Them’s Fighting Words
Tom Stricker, Toyota’s Washington director-environmental technology and regulatory affairs, nearly jumps out of his shoes when fellow panelist David Friedman of the Union of Concerned Scientists suggests auto makers should be accountable for how power is generated for their future electric vehicles.
“Are you saying auto companies should be held responsible for electricity generation?” he asks after Friedman says Washington should consider vehicles and fuels as “one system” when establishing new energy policies.
Stricker says he agrees future regulations aimed at reducing oil dependency and greenhouse-gas emissions should take into account the entire well-to-wheel benefits/cost equation.
“But I don’t think we can alter how we assign responsibility,” he says.
Honda draws a crowd at the World Congress here with a demonstration of its latest concept in personal mobile technology.
The self-balancing unicycle-like device, called the U3-X, is lightweight and portable. About the size of a boom box when folded up, it measures 25.6 ins. (65.0 cm) tall, 15.4 (31.5 cm) front to back and is 0.6 ins. (1.6 cm) thick.
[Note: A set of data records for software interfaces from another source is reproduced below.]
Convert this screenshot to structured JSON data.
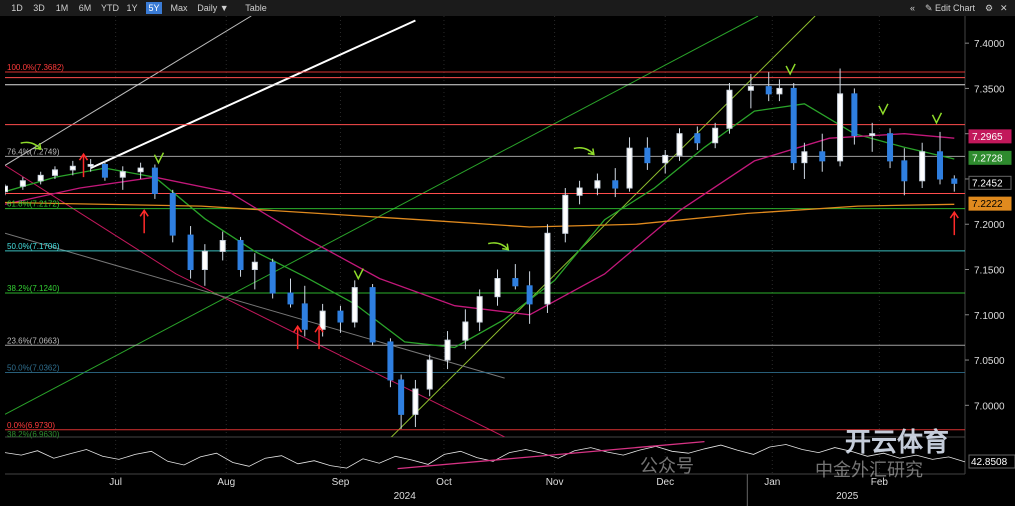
{
  "toolbar": {
    "ranges": [
      "1D",
      "3D",
      "1M",
      "6M",
      "YTD",
      "1Y",
      "5Y",
      "Max"
    ],
    "active_range": "5Y",
    "interval": "Daily ▼",
    "table_label": "Table",
    "collapse": "«",
    "edit_chart": "✎ Edit Chart",
    "settings": "⚙",
    "close": "✕"
  },
  "watermark": {
    "wechat": "公众号",
    "brand": "开云体育",
    "brand_sub": "中金外汇研究"
  },
  "chart_data": {
    "type": "candlestick",
    "ylim": [
      6.965,
      7.43
    ],
    "xlim": [
      "2024-06-07",
      "2025-03-03"
    ],
    "y_ticks": [
      7.4,
      7.35,
      7.3,
      7.25,
      7.2,
      7.15,
      7.1,
      7.05,
      7.0
    ],
    "y_tick_labels": [
      "7.4000",
      "7.3500",
      "7.3000",
      "7.2500",
      "7.2000",
      "7.1500",
      "7.1000",
      "7.0500",
      "7.0000"
    ],
    "x_ticks": [
      {
        "date": "2024-07-08",
        "label": "Jul"
      },
      {
        "date": "2024-08-08",
        "label": "Aug"
      },
      {
        "date": "2024-09-09",
        "label": "Sep"
      },
      {
        "date": "2024-10-08",
        "label": "Oct"
      },
      {
        "date": "2024-11-08",
        "label": "Nov"
      },
      {
        "date": "2024-12-09",
        "label": "Dec"
      },
      {
        "date": "2025-01-08",
        "label": "Jan"
      },
      {
        "date": "2025-02-07",
        "label": "Feb"
      }
    ],
    "year_labels": [
      {
        "date": "2024-09-27",
        "label": "2024"
      },
      {
        "date": "2025-01-29",
        "label": "2025"
      }
    ],
    "price_tags": [
      {
        "value": 7.2965,
        "label": "7.2965",
        "bg": "#c2185b",
        "fg": "#ffffff"
      },
      {
        "value": 7.2728,
        "label": "7.2728",
        "bg": "#2e8b2e",
        "fg": "#ffffff"
      },
      {
        "value": 7.2452,
        "label": "7.2452",
        "bg": "#000000",
        "fg": "#ffffff"
      },
      {
        "value": 7.2222,
        "label": "7.2222",
        "bg": "#e08a1e",
        "fg": "#000000"
      }
    ],
    "fib_levels": [
      {
        "value": 7.3682,
        "label": "100.0%(7.3682)",
        "color": "#ff3b3b"
      },
      {
        "value": 7.2749,
        "label": "76.4%(7.2749)",
        "color": "#bbbbbb"
      },
      {
        "value": 7.2172,
        "label": "61.8%(7.2172)",
        "color": "#34d134"
      },
      {
        "value": 7.1706,
        "label": "50.0%(7.1706)",
        "color": "#45e0e0"
      },
      {
        "value": 7.124,
        "label": "38.2%(7.1240)",
        "color": "#34d134"
      },
      {
        "value": 7.0663,
        "label": "23.6%(7.0663)",
        "color": "#bbbbbb"
      },
      {
        "value": 7.0362,
        "label": "50.0%(7.0362)",
        "color": "#2f6f8f"
      },
      {
        "value": 6.973,
        "label": "0.0%(6.9730)",
        "color": "#ff3b3b"
      },
      {
        "value": 6.963,
        "label": "38.2%(6.9630)",
        "color": "#2e8b2e"
      }
    ],
    "horizontal_lines": [
      {
        "value": 7.362,
        "color": "#ff4d4d"
      },
      {
        "value": 7.354,
        "color": "#dddddd"
      },
      {
        "value": 7.31,
        "color": "#ff4d4d"
      },
      {
        "value": 7.234,
        "color": "#ff4d4d"
      }
    ],
    "series": [
      {
        "name": "fast MA",
        "color": "#2aa32a",
        "points": [
          [
            "2024-06-07",
            7.236
          ],
          [
            "2024-06-21",
            7.252
          ],
          [
            "2024-07-05",
            7.262
          ],
          [
            "2024-07-19",
            7.252
          ],
          [
            "2024-08-02",
            7.206
          ],
          [
            "2024-08-16",
            7.17
          ],
          [
            "2024-08-30",
            7.142
          ],
          [
            "2024-09-13",
            7.112
          ],
          [
            "2024-09-27",
            7.07
          ],
          [
            "2024-10-11",
            7.064
          ],
          [
            "2024-10-25",
            7.095
          ],
          [
            "2024-11-08",
            7.138
          ],
          [
            "2024-11-22",
            7.205
          ],
          [
            "2024-12-06",
            7.24
          ],
          [
            "2024-12-20",
            7.285
          ],
          [
            "2025-01-03",
            7.325
          ],
          [
            "2025-01-17",
            7.333
          ],
          [
            "2025-01-31",
            7.3
          ],
          [
            "2025-02-14",
            7.285
          ],
          [
            "2025-02-28",
            7.272
          ]
        ]
      },
      {
        "name": "slow MA",
        "color": "#c2187a",
        "points": [
          [
            "2024-06-07",
            7.222
          ],
          [
            "2024-06-28",
            7.24
          ],
          [
            "2024-07-19",
            7.252
          ],
          [
            "2024-08-09",
            7.235
          ],
          [
            "2024-08-30",
            7.185
          ],
          [
            "2024-09-20",
            7.14
          ],
          [
            "2024-10-11",
            7.11
          ],
          [
            "2024-11-01",
            7.1
          ],
          [
            "2024-11-22",
            7.145
          ],
          [
            "2024-12-13",
            7.215
          ],
          [
            "2025-01-03",
            7.27
          ],
          [
            "2025-01-24",
            7.295
          ],
          [
            "2025-02-14",
            7.3
          ],
          [
            "2025-02-28",
            7.295
          ]
        ]
      },
      {
        "name": "long MA",
        "color": "#e08a1e",
        "points": [
          [
            "2024-06-07",
            7.224
          ],
          [
            "2024-08-01",
            7.22
          ],
          [
            "2024-10-01",
            7.205
          ],
          [
            "2024-11-01",
            7.197
          ],
          [
            "2024-12-01",
            7.2
          ],
          [
            "2025-01-01",
            7.212
          ],
          [
            "2025-02-01",
            7.22
          ],
          [
            "2025-02-28",
            7.222
          ]
        ]
      }
    ],
    "trendlines": [
      {
        "from": [
          "2024-06-07",
          7.265
        ],
        "to": [
          "2024-07-25",
          7.145
        ],
        "color": "#c2185b"
      },
      {
        "from": [
          "2024-07-25",
          7.145
        ],
        "to": [
          "2024-10-25",
          6.965
        ],
        "color": "#c2185b"
      },
      {
        "from": [
          "2024-06-07",
          6.99
        ],
        "to": [
          "2025-01-04",
          7.43
        ],
        "color": "#2aa32a"
      },
      {
        "from": [
          "2024-09-22",
          6.96
        ],
        "to": [
          "2025-01-20",
          7.43
        ],
        "color": "#8fbf2f"
      },
      {
        "from": [
          "2024-06-07",
          7.265
        ],
        "to": [
          "2024-08-15",
          7.43
        ],
        "color": "#bbbbbb"
      },
      {
        "from": [
          "2024-06-07",
          7.19
        ],
        "to": [
          "2024-10-25",
          7.03
        ],
        "color": "#777777"
      },
      {
        "from": [
          "2024-07-01",
          7.262
        ],
        "to": [
          "2024-09-30",
          7.425
        ],
        "color": "#ffffff"
      }
    ],
    "candles": [
      [
        "2024-06-07",
        7.236,
        7.244,
        7.232,
        7.242
      ],
      [
        "2024-06-12",
        7.242,
        7.252,
        7.238,
        7.248
      ],
      [
        "2024-06-17",
        7.248,
        7.258,
        7.244,
        7.254
      ],
      [
        "2024-06-21",
        7.254,
        7.264,
        7.25,
        7.26
      ],
      [
        "2024-06-26",
        7.26,
        7.27,
        7.254,
        7.264
      ],
      [
        "2024-07-01",
        7.264,
        7.272,
        7.258,
        7.266
      ],
      [
        "2024-07-05",
        7.266,
        7.27,
        7.248,
        7.252
      ],
      [
        "2024-07-10",
        7.252,
        7.264,
        7.238,
        7.258
      ],
      [
        "2024-07-15",
        7.258,
        7.268,
        7.25,
        7.262
      ],
      [
        "2024-07-19",
        7.262,
        7.266,
        7.228,
        7.234
      ],
      [
        "2024-07-24",
        7.234,
        7.238,
        7.18,
        7.188
      ],
      [
        "2024-07-29",
        7.188,
        7.198,
        7.14,
        7.15
      ],
      [
        "2024-08-02",
        7.15,
        7.178,
        7.132,
        7.17
      ],
      [
        "2024-08-07",
        7.17,
        7.192,
        7.16,
        7.182
      ],
      [
        "2024-08-12",
        7.182,
        7.186,
        7.142,
        7.15
      ],
      [
        "2024-08-16",
        7.15,
        7.168,
        7.128,
        7.158
      ],
      [
        "2024-08-21",
        7.158,
        7.162,
        7.118,
        7.124
      ],
      [
        "2024-08-26",
        7.124,
        7.14,
        7.108,
        7.112
      ],
      [
        "2024-08-30",
        7.112,
        7.132,
        7.076,
        7.084
      ],
      [
        "2024-09-04",
        7.084,
        7.112,
        7.076,
        7.104
      ],
      [
        "2024-09-09",
        7.104,
        7.11,
        7.08,
        7.092
      ],
      [
        "2024-09-13",
        7.092,
        7.138,
        7.086,
        7.13
      ],
      [
        "2024-09-18",
        7.13,
        7.134,
        7.066,
        7.07
      ],
      [
        "2024-09-23",
        7.07,
        7.074,
        7.02,
        7.028
      ],
      [
        "2024-09-26",
        7.028,
        7.034,
        6.974,
        6.99
      ],
      [
        "2024-09-30",
        6.99,
        7.028,
        6.976,
        7.018
      ],
      [
        "2024-10-04",
        7.018,
        7.056,
        7.01,
        7.05
      ],
      [
        "2024-10-09",
        7.05,
        7.082,
        7.04,
        7.072
      ],
      [
        "2024-10-14",
        7.072,
        7.106,
        7.062,
        7.092
      ],
      [
        "2024-10-18",
        7.092,
        7.128,
        7.082,
        7.12
      ],
      [
        "2024-10-23",
        7.12,
        7.15,
        7.11,
        7.14
      ],
      [
        "2024-10-28",
        7.14,
        7.156,
        7.128,
        7.132
      ],
      [
        "2024-11-01",
        7.132,
        7.148,
        7.09,
        7.112
      ],
      [
        "2024-11-06",
        7.112,
        7.2,
        7.102,
        7.19
      ],
      [
        "2024-11-11",
        7.19,
        7.24,
        7.18,
        7.232
      ],
      [
        "2024-11-15",
        7.232,
        7.248,
        7.222,
        7.24
      ],
      [
        "2024-11-20",
        7.24,
        7.256,
        7.232,
        7.248
      ],
      [
        "2024-11-25",
        7.248,
        7.262,
        7.23,
        7.24
      ],
      [
        "2024-11-29",
        7.24,
        7.296,
        7.236,
        7.284
      ],
      [
        "2024-12-04",
        7.284,
        7.296,
        7.26,
        7.268
      ],
      [
        "2024-12-09",
        7.268,
        7.282,
        7.256,
        7.276
      ],
      [
        "2024-12-13",
        7.276,
        7.306,
        7.27,
        7.3
      ],
      [
        "2024-12-18",
        7.3,
        7.308,
        7.282,
        7.29
      ],
      [
        "2024-12-23",
        7.29,
        7.312,
        7.284,
        7.306
      ],
      [
        "2024-12-27",
        7.306,
        7.356,
        7.3,
        7.348
      ],
      [
        "2025-01-02",
        7.348,
        7.366,
        7.328,
        7.352
      ],
      [
        "2025-01-07",
        7.352,
        7.368,
        7.336,
        7.344
      ],
      [
        "2025-01-10",
        7.344,
        7.36,
        7.336,
        7.35
      ],
      [
        "2025-01-14",
        7.35,
        7.356,
        7.26,
        7.268
      ],
      [
        "2025-01-17",
        7.268,
        7.29,
        7.25,
        7.28
      ],
      [
        "2025-01-22",
        7.28,
        7.3,
        7.258,
        7.27
      ],
      [
        "2025-01-27",
        7.27,
        7.372,
        7.264,
        7.344
      ],
      [
        "2025-01-31",
        7.344,
        7.35,
        7.288,
        7.298
      ],
      [
        "2025-02-05",
        7.298,
        7.312,
        7.28,
        7.3
      ],
      [
        "2025-02-10",
        7.3,
        7.306,
        7.262,
        7.27
      ],
      [
        "2025-02-14",
        7.27,
        7.284,
        7.232,
        7.248
      ],
      [
        "2025-02-19",
        7.248,
        7.29,
        7.24,
        7.28
      ],
      [
        "2025-02-24",
        7.28,
        7.302,
        7.244,
        7.25
      ],
      [
        "2025-02-28",
        7.25,
        7.254,
        7.236,
        7.2452
      ]
    ],
    "signals": [
      {
        "date": "2024-06-17",
        "value": 7.283,
        "kind": "green-arrow"
      },
      {
        "date": "2024-07-20",
        "value": 7.268,
        "kind": "green-check"
      },
      {
        "date": "2024-09-14",
        "value": 7.14,
        "kind": "green-check"
      },
      {
        "date": "2024-10-26",
        "value": 7.172,
        "kind": "green-arrow"
      },
      {
        "date": "2024-11-19",
        "value": 7.277,
        "kind": "green-arrow"
      },
      {
        "date": "2025-01-13",
        "value": 7.366,
        "kind": "green-check"
      },
      {
        "date": "2025-02-08",
        "value": 7.322,
        "kind": "green-check"
      },
      {
        "date": "2025-02-23",
        "value": 7.312,
        "kind": "green-check"
      },
      {
        "date": "2024-06-29",
        "value": 7.252,
        "kind": "red-up"
      },
      {
        "date": "2024-07-16",
        "value": 7.19,
        "kind": "red-up"
      },
      {
        "date": "2024-08-28",
        "value": 7.062,
        "kind": "red-up"
      },
      {
        "date": "2024-09-03",
        "value": 7.062,
        "kind": "red-up"
      },
      {
        "date": "2025-02-28",
        "value": 7.188,
        "kind": "red-up"
      }
    ],
    "oscillator": {
      "label": "42.8508",
      "values": [
        58,
        54,
        61,
        49,
        56,
        63,
        52,
        47,
        55,
        60,
        44,
        38,
        51,
        57,
        42,
        36,
        49,
        53,
        40,
        45,
        37,
        33,
        48,
        41,
        52,
        46,
        39,
        55,
        60,
        50,
        44,
        58,
        63,
        57,
        49,
        61,
        66,
        59,
        54,
        62,
        68,
        60,
        57,
        64,
        70,
        62,
        55,
        67,
        71,
        63,
        58,
        66,
        60,
        52,
        57,
        49,
        54,
        47,
        51,
        43
      ],
      "trend": {
        "from": [
          "2024-09-25",
          0.15
        ],
        "to": [
          "2024-12-20",
          0.9
        ],
        "color": "#d63384"
      }
    }
  }
}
It weighs just 22 lb. (10 kg) and has a collapsible seat and footrests.
Power comes from a lithium-ion battery that provides about one hour of operating time and a maximum speed of 4 mph (6 km/h). The device can support riders up to 200 lbs. (90 kg).
Although it appears to have a single wheel, the Segway-like U3-X has what Honda calls its “Electrical Omni Traction Drive System” that allows the device to move forward or back and side to side as the rider leans slightly in each direction.
The drive system was derived from the one used for Honda’s ASIMO humanoid robot.
Getting off and on appears a breeze, as the still-experimental U3-X remains upright and balanced as it awaits the rider.
A Honda promotional film shows the U3-X being ridden by people touring a museum – striking a blow in the fight against obesity.
Ford clearly has pegged a significant part of its powertrain strategy on EcoBoost gasoline direct-injection turbocharging as a path to downsized engines, without compromising performance.
The 365-hp 3.5L EcoBoost V-6 now powers several Ford and Lincoln brand vehicles and won a Ward’s 10 Best Engines award in January for its application in the Taurus SHO sport sedan. A 2.0L EcoBoost 4-cyl. also is planned for the ’11 new Ford Edge and Explorer and likely the ’12 Focus.
But apparently under consideration is an 8-cyl. EcoBoost engine, according to a slide included in a PowerPoint presentation here shown by Barb Samardzich, Ford’s vice president-powertrain engineering. She spoke on a “Near-Term Powertrain Solutions” panel at the SAE International World Congress.
The slide identifies four EcoBoost engines, including the 8-cyl., as well as the 2.0L and V-6 EcoBoost already in production or slated for the near future.
The slide suggests a V-8 EcoBoost could be capable of more than 550 lb.-ft. (746 Nm) of torque, making it a possible contender for heavy-duty pickup applications. The slide also mentions 3-cyl. and 4-cyl. EcoBoost engines smaller than the confirmed 2.0L I-4.